The Victorians played a pivotal role in the development of the glass conservatory as we know it today. Influenced and endeared by the glorious glasshouses built for lords and the wealthy, glazers and engineers set out to create lightweight glasshouses on a much smaller scale for townhouses and regular property.
As manufacturing output picked up the pace during the Industrial Revolution, the price of iron and steel fell considerably. With these materials being the ideal material to frame glass cheaply this opened up the opportunity for glazers to develop their product.
The term ‘conservatory’ was first coined in Victorian times to refer to any outdoor structure used to house exotic plants. However, over time the term ‘greenhouse’ became the norm for that and ‘conservatory’ to describe a small glazed property extension. ‘Glasshouse’ is still the term used to describe larger glass structures.
During Victorian times, conservatories remained a luxury for the wealthy. Even the middle classes would have struggled to afford such extravagance. And extravagant these extensions were, as the conservatory at Chatsworth House shows.
Built between 1836 and 1841, the conservatory at Chatsworth house covered three quarters of an acre. Its designer, Sir Joseph Paxton, would go on to design and build the glorious Crystal Palace in London. Covering 19 acres, the Crystal Palace required 293,635 panes of glass and more than 4,000 tons of iron. It was by far and away the greatest glasshouse ever built and the finest of Sir Paxton’s work.
On a smaller scale, the upper-middle classes in London would have conservatories built in the gardens of their townhouses. These conservatories resemble the Victorian conservatories of today with a framed construction and a centralised pitched roof. These builds were made from steel or iron. During this period, windows were single glazed. Double glazing wouldn’t become a thing until the 1970s.
The popularity of glazed conservatories peaked during the reign of Queen Victoria (1837 to 1901). However, their popularity declined during the early 20th century as a result of two world wars.

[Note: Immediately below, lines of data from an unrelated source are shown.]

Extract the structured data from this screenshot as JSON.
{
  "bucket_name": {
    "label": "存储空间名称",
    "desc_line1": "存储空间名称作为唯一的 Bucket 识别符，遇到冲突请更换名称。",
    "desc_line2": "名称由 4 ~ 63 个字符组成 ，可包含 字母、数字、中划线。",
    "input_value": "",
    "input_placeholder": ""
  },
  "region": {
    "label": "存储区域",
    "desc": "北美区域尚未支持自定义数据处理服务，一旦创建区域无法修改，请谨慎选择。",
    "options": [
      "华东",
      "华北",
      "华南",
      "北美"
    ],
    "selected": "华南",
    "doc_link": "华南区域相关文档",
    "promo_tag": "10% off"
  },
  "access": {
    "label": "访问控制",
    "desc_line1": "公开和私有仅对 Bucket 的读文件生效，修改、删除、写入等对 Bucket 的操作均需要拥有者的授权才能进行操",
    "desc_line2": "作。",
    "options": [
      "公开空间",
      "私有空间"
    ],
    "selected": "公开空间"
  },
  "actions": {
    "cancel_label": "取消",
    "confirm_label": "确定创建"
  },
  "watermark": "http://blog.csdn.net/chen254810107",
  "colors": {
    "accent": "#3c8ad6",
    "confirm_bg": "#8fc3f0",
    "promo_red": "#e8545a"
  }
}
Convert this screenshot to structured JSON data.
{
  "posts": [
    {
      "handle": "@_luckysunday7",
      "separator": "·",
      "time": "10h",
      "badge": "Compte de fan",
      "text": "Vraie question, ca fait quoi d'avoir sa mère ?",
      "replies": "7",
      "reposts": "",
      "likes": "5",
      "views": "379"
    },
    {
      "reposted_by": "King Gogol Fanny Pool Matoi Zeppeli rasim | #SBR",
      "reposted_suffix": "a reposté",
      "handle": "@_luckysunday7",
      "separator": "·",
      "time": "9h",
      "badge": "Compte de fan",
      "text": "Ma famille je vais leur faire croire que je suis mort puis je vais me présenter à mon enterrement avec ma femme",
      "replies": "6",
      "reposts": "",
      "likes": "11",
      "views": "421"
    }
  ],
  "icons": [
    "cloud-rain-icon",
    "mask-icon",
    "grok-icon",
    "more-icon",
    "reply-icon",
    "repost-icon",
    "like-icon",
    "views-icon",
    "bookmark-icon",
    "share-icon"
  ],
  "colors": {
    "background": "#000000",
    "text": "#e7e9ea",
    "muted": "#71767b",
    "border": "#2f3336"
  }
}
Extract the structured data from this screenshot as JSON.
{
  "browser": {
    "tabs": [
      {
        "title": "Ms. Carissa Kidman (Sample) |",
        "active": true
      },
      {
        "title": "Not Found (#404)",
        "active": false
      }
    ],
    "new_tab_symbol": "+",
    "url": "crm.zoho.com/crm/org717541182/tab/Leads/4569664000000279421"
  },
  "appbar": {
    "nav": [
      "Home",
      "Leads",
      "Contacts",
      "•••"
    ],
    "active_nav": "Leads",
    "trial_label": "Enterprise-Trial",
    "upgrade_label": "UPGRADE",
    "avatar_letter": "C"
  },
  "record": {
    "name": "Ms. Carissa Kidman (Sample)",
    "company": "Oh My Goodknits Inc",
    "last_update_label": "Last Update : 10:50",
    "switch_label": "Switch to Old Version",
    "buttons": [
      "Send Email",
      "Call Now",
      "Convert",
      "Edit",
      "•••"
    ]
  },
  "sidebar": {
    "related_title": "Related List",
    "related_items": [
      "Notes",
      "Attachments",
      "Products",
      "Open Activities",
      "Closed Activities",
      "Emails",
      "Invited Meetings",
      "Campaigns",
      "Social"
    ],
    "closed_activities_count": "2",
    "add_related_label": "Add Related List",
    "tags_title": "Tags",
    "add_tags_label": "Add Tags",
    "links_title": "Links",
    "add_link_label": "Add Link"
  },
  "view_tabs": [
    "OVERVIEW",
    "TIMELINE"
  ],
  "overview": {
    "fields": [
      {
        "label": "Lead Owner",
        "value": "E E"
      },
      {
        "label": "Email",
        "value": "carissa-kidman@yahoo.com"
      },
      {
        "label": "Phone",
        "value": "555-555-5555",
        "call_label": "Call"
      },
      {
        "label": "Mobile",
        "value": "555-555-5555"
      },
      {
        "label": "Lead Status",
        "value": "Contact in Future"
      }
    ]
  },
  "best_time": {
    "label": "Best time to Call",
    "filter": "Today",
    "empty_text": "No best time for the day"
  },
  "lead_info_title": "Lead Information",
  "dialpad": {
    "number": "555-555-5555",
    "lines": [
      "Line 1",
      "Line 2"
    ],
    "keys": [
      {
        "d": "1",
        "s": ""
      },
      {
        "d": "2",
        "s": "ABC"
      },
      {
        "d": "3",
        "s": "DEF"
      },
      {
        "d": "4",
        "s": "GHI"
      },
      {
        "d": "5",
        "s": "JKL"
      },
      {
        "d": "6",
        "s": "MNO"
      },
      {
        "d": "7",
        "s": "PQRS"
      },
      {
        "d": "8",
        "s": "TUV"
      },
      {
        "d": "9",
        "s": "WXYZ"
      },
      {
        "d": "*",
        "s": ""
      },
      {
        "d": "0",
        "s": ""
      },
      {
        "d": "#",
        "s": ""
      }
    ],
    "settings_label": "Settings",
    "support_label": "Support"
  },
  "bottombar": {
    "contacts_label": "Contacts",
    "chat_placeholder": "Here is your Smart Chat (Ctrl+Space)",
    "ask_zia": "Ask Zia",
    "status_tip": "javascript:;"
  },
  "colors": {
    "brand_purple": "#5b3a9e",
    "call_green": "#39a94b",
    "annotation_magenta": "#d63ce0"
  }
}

Austerity hit everyone hard and conservatories were a luxury many simply could not afford to build or upkeep. Most were dismantled for their iron or steel with these metals used to manufacture ammunition and supplies.
The next big innovations in conservatories would come during the 20th century with the introduction of double glazing and uPVC. The latter would spawn a new era of mass-produced conservatories available ‘off-the-shelf’.